In response to the EPA’s move to expand the Cross-State Air Pollution Rule to western states, an expensive legal campaign is being waged by Rocky Mountain Power and the state of Utah, amongst others, to avoid compliance. During the 2023 Legislative session, Utah Lawmakers went so far as to appropriate $2 million taxpayer dollars for this fight against the EPA’s new rule. And yet, Rocky Mountain Power recently announced its plans to shut down its last two remaining coal-fired power plants in Utah. The company says that it plans to phase out coal power from the plants to meet federal pollution standards over the short term while building new, small-scale nuclear power plants as replacements for the long term.
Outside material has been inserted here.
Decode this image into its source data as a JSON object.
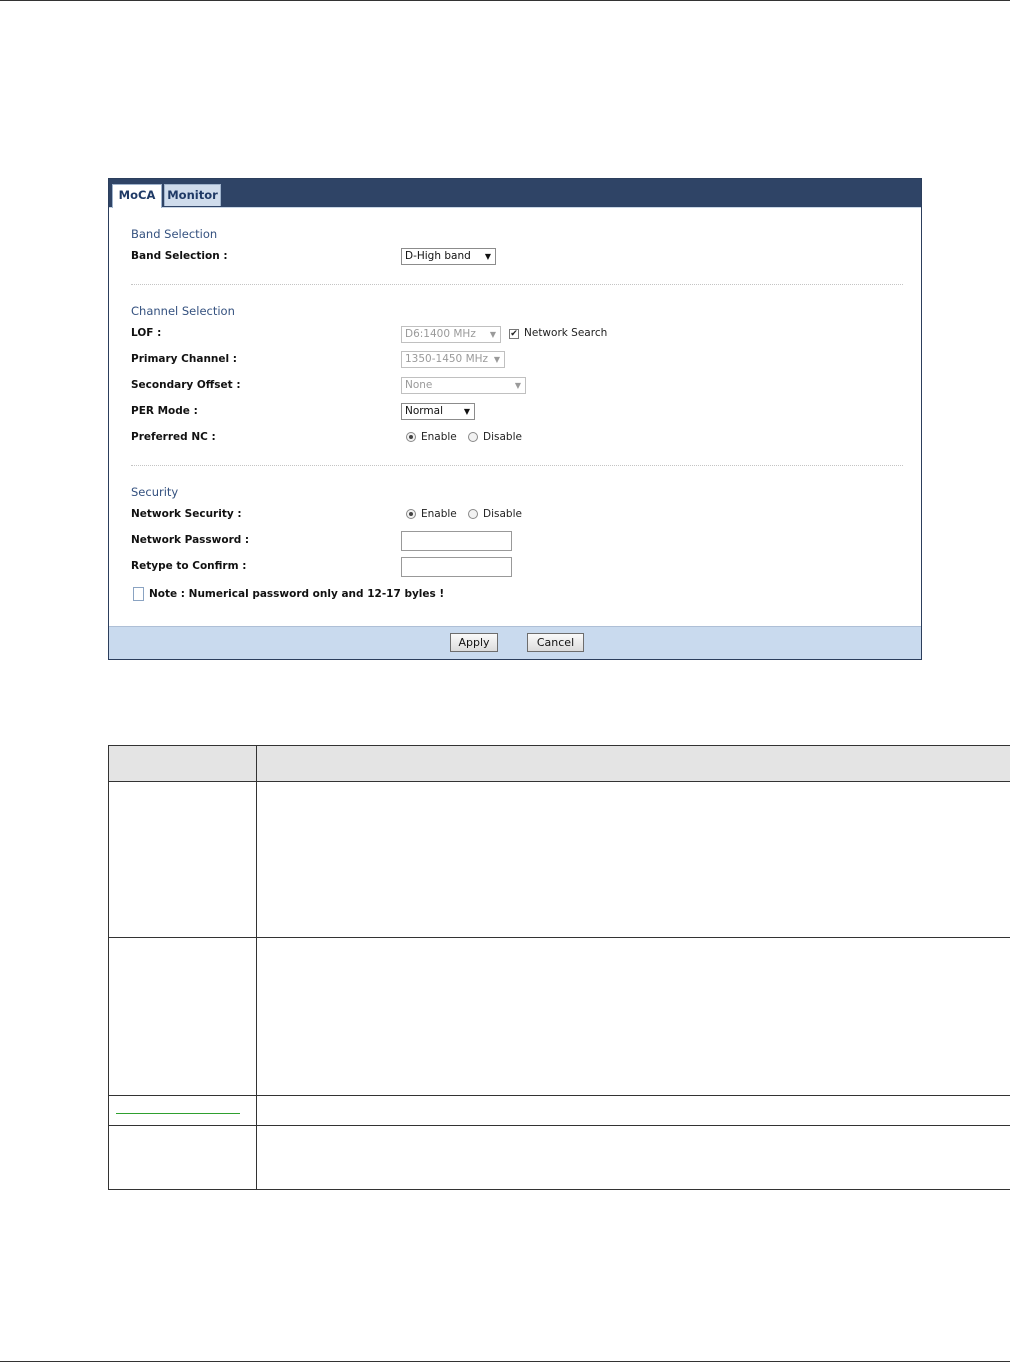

Although the Hunter and Huntington plants are set to close in the next decade, we have doubts about the feasibility and timeline of their proposed plans. Our official statement can be found here.
Let’s work together to reduce pollution, especially invisible ozone pollution that will impact us this summer. What can you do? The good news is that there are many ways to reduce ozone pollution both individually and collectively in our state.
On an individual level, one of the biggest ways to reduce air pollution and ozone is to drive less and avoid idling. Vehicle exhaust contributes significantly to our ozone pollution. We encourage you to consider alternatives such as public transit, carpooling, or using your car sparingly. You can also update your home or building with the best and most efficient appliances.
However, it’s essential to remember that systemic change is needed, especially considering that our ability to get from one place to another still relies heavily on cars. Therefore, collective action is necessary to ensure we develop the policies and regulations needed to protect our communities from ozone pollution.
To become more involved in civic engagement and promote adherence to state and federal ozone plans, you can use our action alert to contact decision-makers and make plans to attend upcoming compliance meetings.
Air Plan Disapprovals; Interstate Transport of Air Pollution for the 2015 8-Hour Ozone National Ambient Air Quality Standards. (2023, February 13). Federal Register. https://www.federalregister.gov/documents/2023/02/13/2023-02407/air-plan-disapprovals-interstate-transport-of-air-pollution-for-the-2015-8-hour-ozone-national
COBI. (n.d.). Retrieved May 19, 2023, from https://cobi.utah.gov/2023/1/issues/20444
US EPA, O. (2015, May 15). Ground-level Ozone Pollution [Other Policies and Guidance]. https://www.epa.gov/ground-level-ozone-pollution
US EPA, O. (2016, June 21). Ozone Designation and Classification Information [Data and Tools]. https://www.epa.gov/green-book/ozone-designation-and-classification-information
US EPA, O. (2022, February 10). Good Neighbor Plan for 2015 Ozone NAAQS [Other Policies and Guidance]. https://www.epa.gov/csapr/good-neighbor-plan-2015-ozone-naaqs